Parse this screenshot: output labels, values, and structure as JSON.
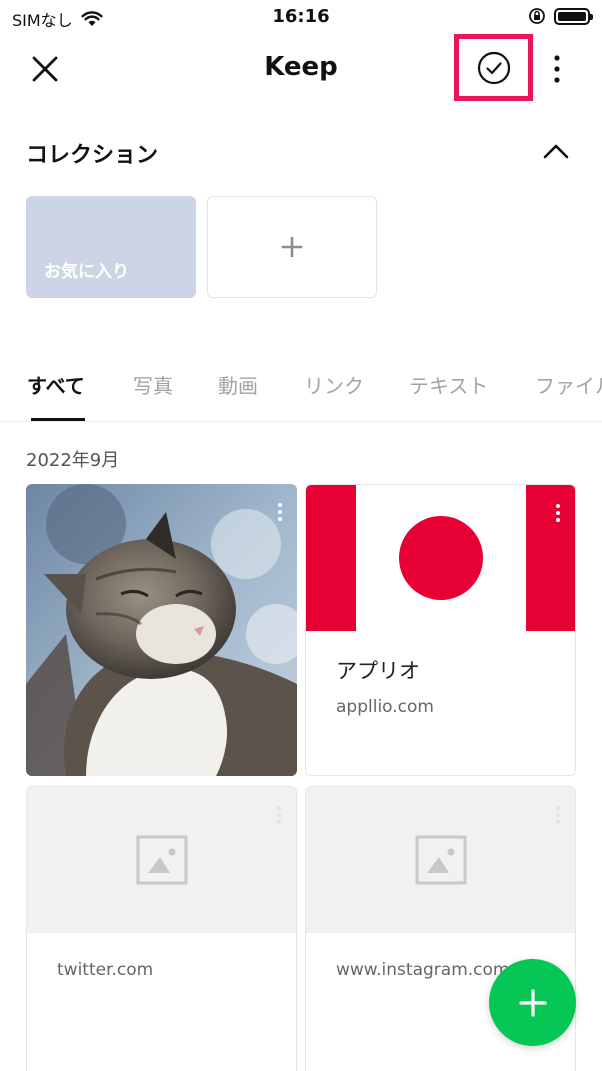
{
  "status_bar": {
    "carrier": "SIMなし",
    "time": "16:16"
  },
  "nav": {
    "title": "Keep"
  },
  "collection": {
    "title": "コレクション",
    "items": [
      {
        "label": "お気に入り",
        "color": "#cdd4e6"
      }
    ],
    "add_icon": "plus-icon"
  },
  "tabs": [
    {
      "label": "すべて",
      "active": true
    },
    {
      "label": "写真"
    },
    {
      "label": "動画"
    },
    {
      "label": "リンク"
    },
    {
      "label": "テキスト"
    },
    {
      "label": "ファイル"
    }
  ],
  "month_label": "2022年9月",
  "cards": [
    {
      "type": "photo",
      "image": "cat-photo"
    },
    {
      "type": "link",
      "title": "アプリオ",
      "url": "appllio.com",
      "image": "appllio-logo"
    },
    {
      "type": "link",
      "url": "twitter.com",
      "image": "image-placeholder-icon"
    },
    {
      "type": "link",
      "url": "www.instagram.com",
      "image": "image-placeholder-icon"
    }
  ],
  "colors": {
    "accent_green": "#06c755",
    "highlight_pink": "#e8175d",
    "appllio_red": "#e60033"
  }
}
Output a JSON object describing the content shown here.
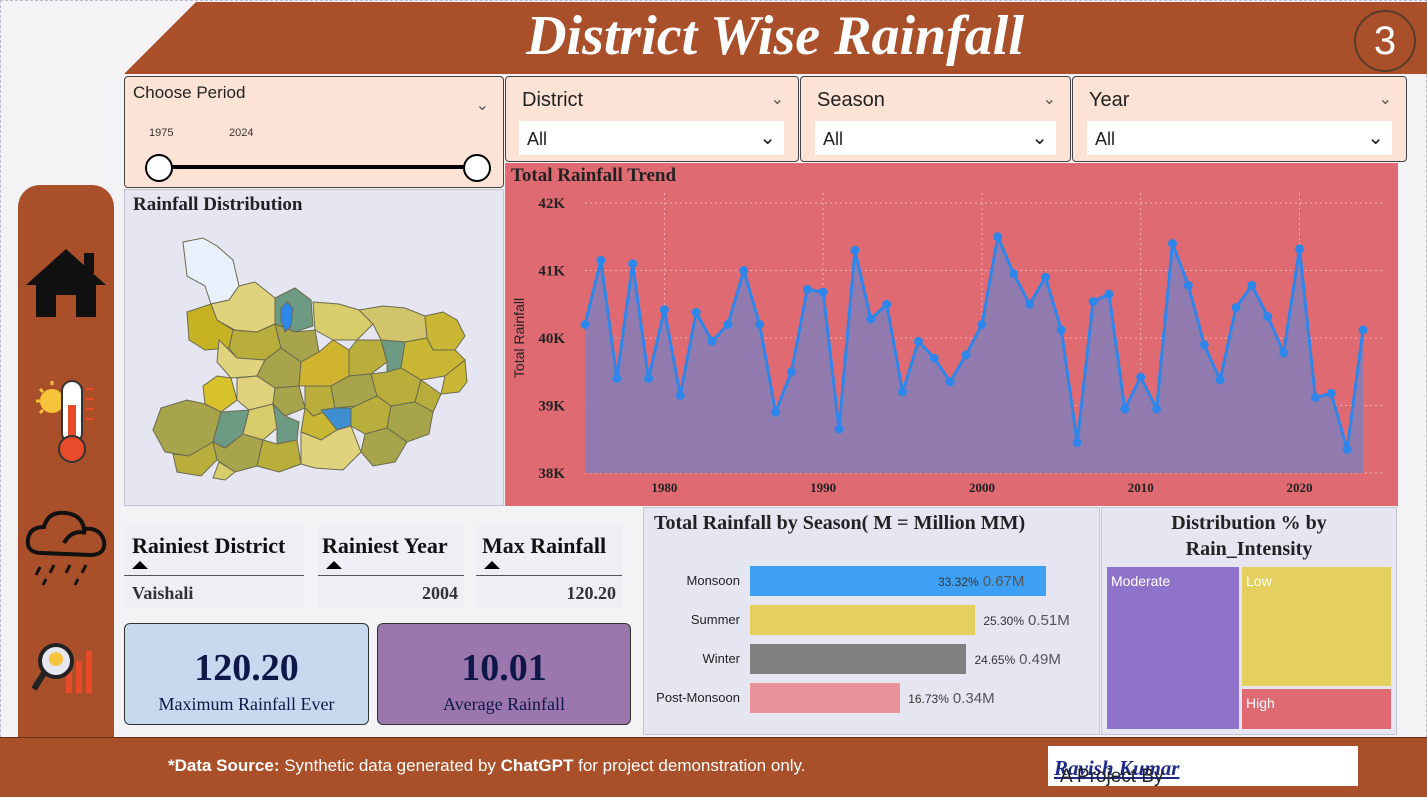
{
  "title": "District Wise Rainfall",
  "page_number": "3",
  "colors": {
    "brand": "#a9502a",
    "slicer_bg": "#fde3d6",
    "trend_bg": "#e06a72",
    "area": "#8c7bb0",
    "line": "#2f86ea"
  },
  "period": {
    "label": "Choose Period",
    "start": "1975",
    "end": "2024"
  },
  "slicers": [
    {
      "label": "District",
      "value": "All"
    },
    {
      "label": "Season",
      "value": "All"
    },
    {
      "label": "Year",
      "value": "All"
    }
  ],
  "map": {
    "title": "Rainfall Distribution"
  },
  "trend": {
    "title": "Total Rainfall Trend",
    "ylabel": "Total Rainfall",
    "y_ticks": [
      "42K",
      "41K",
      "40K",
      "39K",
      "38K"
    ],
    "x_ticks": [
      "1980",
      "1990",
      "2000",
      "2010",
      "2020"
    ]
  },
  "chart_data": [
    {
      "type": "area",
      "title": "Total Rainfall Trend",
      "ylabel": "Total Rainfall",
      "ylim": [
        38000,
        42000
      ],
      "x": [
        1975,
        1976,
        1977,
        1978,
        1979,
        1980,
        1981,
        1982,
        1983,
        1984,
        1985,
        1986,
        1987,
        1988,
        1989,
        1990,
        1991,
        1992,
        1993,
        1994,
        1995,
        1996,
        1997,
        1998,
        1999,
        2000,
        2001,
        2002,
        2003,
        2004,
        2005,
        2006,
        2007,
        2008,
        2009,
        2010,
        2011,
        2012,
        2013,
        2014,
        2015,
        2016,
        2017,
        2018,
        2019,
        2020,
        2021,
        2022,
        2023,
        2024
      ],
      "values": [
        40200,
        41150,
        39400,
        41100,
        39400,
        40420,
        39150,
        40380,
        39950,
        40200,
        41000,
        40200,
        38900,
        39500,
        40720,
        40680,
        38650,
        41300,
        40280,
        40500,
        39200,
        39950,
        39700,
        39350,
        39750,
        40200,
        41500,
        40950,
        40500,
        40900,
        40120,
        38450,
        40540,
        40650,
        38950,
        39420,
        38950,
        41400,
        40780,
        39900,
        39380,
        40450,
        40780,
        40320,
        39780,
        41320,
        39120,
        39180,
        38350,
        40120
      ]
    },
    {
      "type": "bar",
      "title": "Total Rainfall by Season( M = Million MM)",
      "categories": [
        "Monsoon",
        "Summer",
        "Winter",
        "Post-Monsoon"
      ],
      "values": [
        0.67,
        0.51,
        0.49,
        0.34
      ],
      "percent": [
        "33.32%",
        "25.30%",
        "24.65%",
        "16.73%"
      ],
      "labels": [
        "0.67M",
        "0.51M",
        "0.49M",
        "0.34M"
      ],
      "colors": [
        "#3da0f4",
        "#e5cf5e",
        "#808080",
        "#e8929a"
      ]
    },
    {
      "type": "treemap",
      "title": "Distribution % by Rain_Intensity",
      "categories": [
        "Moderate",
        "Low",
        "High"
      ],
      "colors": [
        "#8f72c9",
        "#e5cf5e",
        "#e06a72"
      ]
    }
  ],
  "season": {
    "title": "Total Rainfall by Season( M = Million MM)"
  },
  "intensity": {
    "title_line1": "Distribution % by",
    "title_line2": "Rain_Intensity"
  },
  "stats": [
    {
      "header": "Rainiest District",
      "value": "Vaishali"
    },
    {
      "header": "Rainiest Year",
      "value": "2004"
    },
    {
      "header": "Max Rainfall",
      "value": "120.20"
    }
  ],
  "kpis": [
    {
      "value": "120.20",
      "label": "Maximum Rainfall Ever"
    },
    {
      "value": "10.01",
      "label": "Average Rainfall"
    }
  ],
  "footer": {
    "source_bold": "*Data Source:",
    "source_text": " Synthetic data generated by ",
    "source_bold2": "ChatGPT",
    "source_text2": " for project demonstration only.",
    "credit_prefix": "A Project By ",
    "credit_name": "Ravish Kumar"
  },
  "nav": [
    "home-icon",
    "temperature-icon",
    "rain-cloud-icon",
    "analysis-icon"
  ]
}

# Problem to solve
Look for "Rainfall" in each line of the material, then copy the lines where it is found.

# Final answer
  "title": "District Wise Rainfall",
    "title": "Rainfall Distribution"
    "title": "Total Rainfall Trend",
    "ylabel": "Total Rainfall",
      "title": "Total Rainfall Trend",
      "ylabel": "Total Rainfall",
      "title": "Total Rainfall by Season( M = Million MM)",
    "title": "Total Rainfall by Season( M = Million MM)"
      "header": "Max Rainfall",
      "label": "Maximum Rainfall Ever"
      "label": "Average Rainfall"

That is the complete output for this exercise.